Bound and gaggedBound and gagged

“Those who devote themselves eagerly to the mathematical sciences ought to be restrained. Even if their subject-matter is not relevant to religion, yet, since they belong to the foundations of the philosophical sciences, the student is infected with the evil and corruption of the philosophers. Few there are who devote themselves to this study without being stripped of religion and having the bridle of godly fear removed from their heads.” – Abu Hamid Muhammad ibn Muhammad al-Ghazali, The Deliverance from Error (trans. Watt)

Breaking it downBreaking it down

“Every instruction is composed of two things: (a) making what is being studied comprehensible and causing its idea to be established in the soul and (b) causing others to assent to what is comprehended and established in this soul. There are two ways of making a thing comprehensible: first, by causing its essence to be perceived by the intellect, and second, by causing it to be imagined through the similitude that imitates it. Assent, too, is brought about by one of two methods, either the method of certain demonstration or the method of persuasion. Now when one acquires knowledge of the beings or receives instruction in them, if he perceives their ideas themselves with his intellect, and his assent to them is by means of certain demonstration, then the science that comprises these cognitions is philosophy. But if they are known by imagining them through similitudes that imitate them, and assent to what is imagined of them is caused by persuasive methods, then the ancients call what comprises these cognitions religion. And if those intelligibles themselves are adopted, and persuasive methods are used, then the religion comprising them is called popular, generally accepted, and external philosophy.  Therefore, according to the ancients, religion is an imitation of philosophy. Both comprise the same subjects and both give an account of the ultimate principles of the beings. For both supply knowledge about the first principle and cause of the beings, and both give an account of the ultimate end for the sake of which man is made—that is, supreme happiness—and the ultimate end of every one of the other beings. In everything of which philosophy gives an account based on intellectual perception or conception, religion gives an account based on imagination. In everything demonstrated by philosophy, religion employs persuasion.” – Abu Nasr al-Farabi, The Attainment of Happiness (trans. Hyman; emphases in original)

This well belongs to all the peopleThis well belongs to all the people

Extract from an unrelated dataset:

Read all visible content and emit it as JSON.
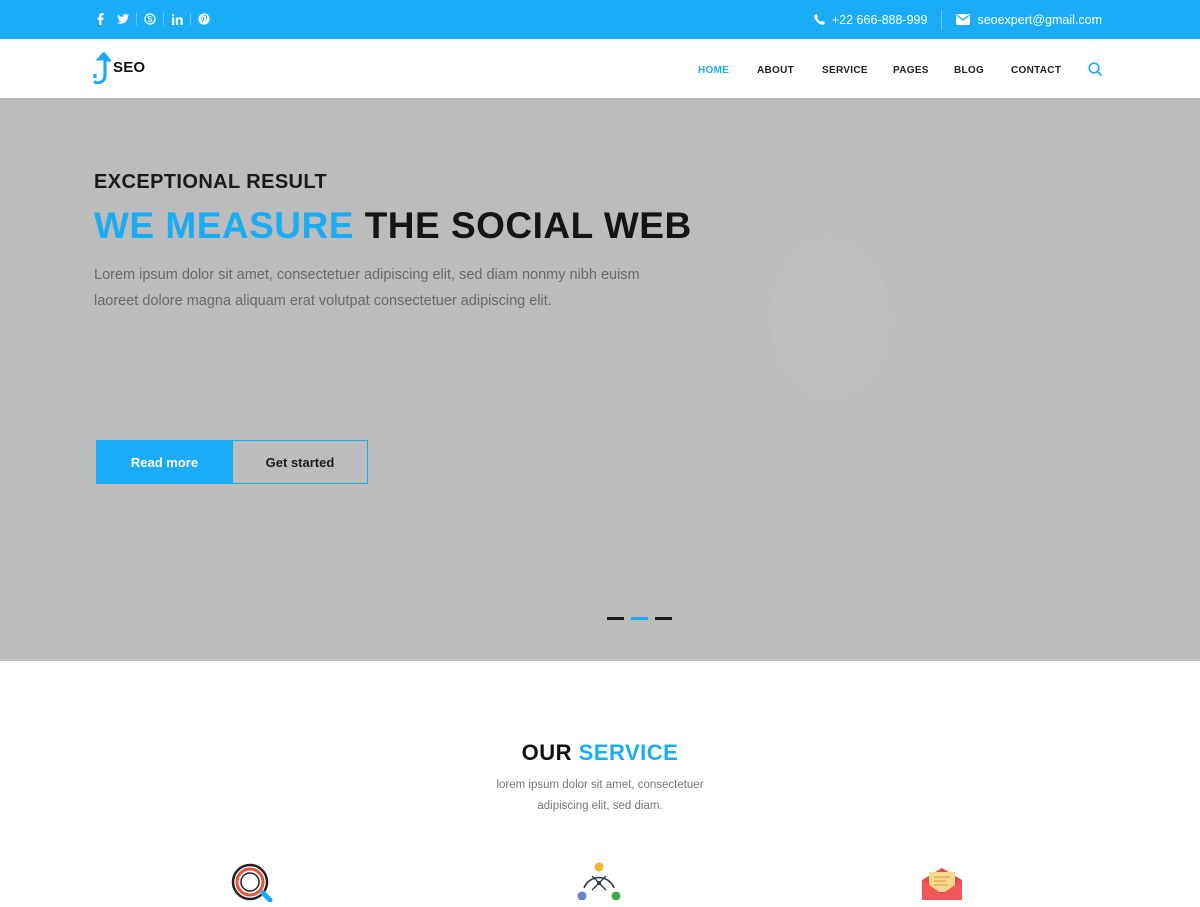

“However great and important the virtues may be, we know well enough that they are not common property, but the property of each individual man. Truth and wisdom are common to all, and all wise men are also happy by cleaving to truth.  But one man does not become happy by another’s happiness. If one man seeks to attain happiness by imitating another, he seeks his happiness where he sees the other found his, that is to say in unchangeable and common truth. No one is made prudent by the prudence of another, or courageous by his courage, or temperate by his temperance, or just by his justice. A man is made virtuous by regulating his soul according to the rules and guiding lights of the virtues which dwell indestructibly in the truth and wisdom that are the common property of all.” – Augustine of Hippo, On Free Will (trans. Burleigh)

…or we can watch Fox News…or we can watch Fox News

“Caution is the best guard of tranquility. It is the most difficult thing in the world not to be upset when opinions which we hold, and to which we have given a too ready and too willful approval, are shattered by contrary arguments and are, as it were, weapons torn from our hands. It is a good thing to give in calmly to arguments that are well considered and grasped, just as it is dangerous to hold as known what in fact we do not know. We should be on our guard lest, when things are frequently undermined which we assumed would stand firm and abide, we fall into such hatred or fear of reason that we think we cannot trust even the most clearly manifest truth.” – Augustine of Hippo, The Teacher (trans. Burleigh)